In this blog post, I will explain the resource allocation configurations for Spark on YARN, describe the yarn-client and yarn-cluster modes, and will include examples.
Spark can request two resources in YARN: CPU and memory.
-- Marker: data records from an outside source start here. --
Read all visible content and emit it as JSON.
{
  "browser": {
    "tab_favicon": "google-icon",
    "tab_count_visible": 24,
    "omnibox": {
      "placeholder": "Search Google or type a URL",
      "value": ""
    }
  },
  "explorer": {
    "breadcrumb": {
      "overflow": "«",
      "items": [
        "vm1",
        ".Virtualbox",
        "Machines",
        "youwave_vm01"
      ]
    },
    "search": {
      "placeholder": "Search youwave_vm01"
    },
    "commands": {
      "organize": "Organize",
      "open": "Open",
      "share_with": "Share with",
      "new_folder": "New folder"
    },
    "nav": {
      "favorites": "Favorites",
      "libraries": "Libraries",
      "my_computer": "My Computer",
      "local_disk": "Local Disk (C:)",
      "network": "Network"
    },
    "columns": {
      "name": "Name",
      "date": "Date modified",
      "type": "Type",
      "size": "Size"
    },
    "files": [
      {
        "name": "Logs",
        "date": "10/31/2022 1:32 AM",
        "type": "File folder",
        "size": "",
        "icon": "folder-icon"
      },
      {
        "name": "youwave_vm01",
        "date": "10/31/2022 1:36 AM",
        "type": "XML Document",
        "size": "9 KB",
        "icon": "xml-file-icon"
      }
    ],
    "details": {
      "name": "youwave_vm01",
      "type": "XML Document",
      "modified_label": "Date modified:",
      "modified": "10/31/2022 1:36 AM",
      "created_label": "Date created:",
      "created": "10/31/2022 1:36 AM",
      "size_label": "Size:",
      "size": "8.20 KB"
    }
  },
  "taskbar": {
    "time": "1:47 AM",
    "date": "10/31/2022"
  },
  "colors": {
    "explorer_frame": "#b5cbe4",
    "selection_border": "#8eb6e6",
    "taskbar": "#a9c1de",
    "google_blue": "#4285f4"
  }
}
Note that Spark configurations for resource allocation are set in spark-defaults.conf, with a name like spark.xx.xx. Some of the them have a corresponding flag for client tools such as spark-submit/spark-shell/pyspark, with a name like --xx-xx. If the configuration has a corresponding flag for client tools, you need to put the flag after the configurations in parenthesis"()". For example:
1. yarn-client vs. yarn-cluster mode
There are two deploy modes that can be used to launch Spark applications on YARN: Per Spark documentation:
- In yarn-client mode, the driver runs in the client process, and the application master is only used for requesting resources from YARN.
- In yarn-cluster mode, the Spark driver runs inside an application master process which is managed by YARN on the cluster, and the client can go away after initiating the application.
2. Application Master (AM)
Let’s look at the settings below as an example:
[root@h1 conf]# cat spark-defaults.conf |grep am spark.yarn.am.cores 4 spark.yarn.am.memory 777m
By default, spark.yarn.am.memoryOverhead is AM memory * 0.07, with a minimum of 384. This means that if we set spark.yarn.am.memory to 777M, the actual AM container size would be 2G. This is because 777+Max(384, 777 * 0.07) = 777+384 = 1161, and the default yarn.scheduler.minimum-allocation-mb=1024, so 2GB container will be allocated to AM. As a result, a (2G, 4 Cores) AM container with Java heap size -Xmx777M is allocated:
Assigned container container_1432752481069_0129_01_000001 of capacity
<memory:2048, vCores:4, disks:0.0>
In yarn-cluster mode, the Spark driver is inside the YARN AM. The driver-related configurations listed below also control the resource allocation for AM.
Take a look at the settings below as an example:
MASTER=yarn-cluster /opt/mapr/spark/spark-1.3.1/bin/spark-submit --class org.apache.spark.examples.SparkPi \ --driver-memory 1665m \ --driver-cores 2 \ /opt/mapr/spark/spark-1.3.1/lib/spark-examples*.jar 1000
Since 1665+Max(384,1665*0.07)=1665+384=2049 > 2048(2G), a 3G container will be allocated to AM. As a result, a (3G, 2 Cores) AM container with Java heap size -Xmx1665M is allocated:
Assigned container container_1432752481069_0135_02_000001 of capacity
<memory:3072, vCores:2, disks:0.0>
3. Containers for Spark executors
For Spark executor resources, yarn-client and yarn-cluster modes use the same configurations:
In spark-defaults.conf, spark.executor.memory is set to 2g.
Spark will start 2 (3G, 1 core) executor containers with Java heap size -Xmx2048M:
Assigned container container_1432752481069_0140_01_000002 of capacity
<memory:3072, vCores:1, disks:0.0>Assigned container container_1432752481069_0140_01_000003 of capacity
<memory:3072, vCores:1, disks:0.0>
However, one core per executor means only one task can be running at any time for one executor. In the case of a broadcast join, the memory can be shared by multiple running tasks in the same executor if we increase the number of cores per executor.
Note that if dynamic resource allocation is enabled by setting spark.dynamicAllocation.enabled to true, Spark can scale the number of executors registered with this application up and down based on the workload. In this case, you do not need to specify spark.executor.instances manually.
- Spark driver resource related configurations also control the YARN application master resource in yarn-cluster mode.
- Be aware of the max (7%, 384m) overhead off-heap memory when calculating the memory for executors.
- The number of CPU cores per executor controls the number of concurrent tasks per executor.
In this blog post, you’ve learned about resource allocation configurations for Spark on YARN. If you have any further questions, please ask them in the comments section below.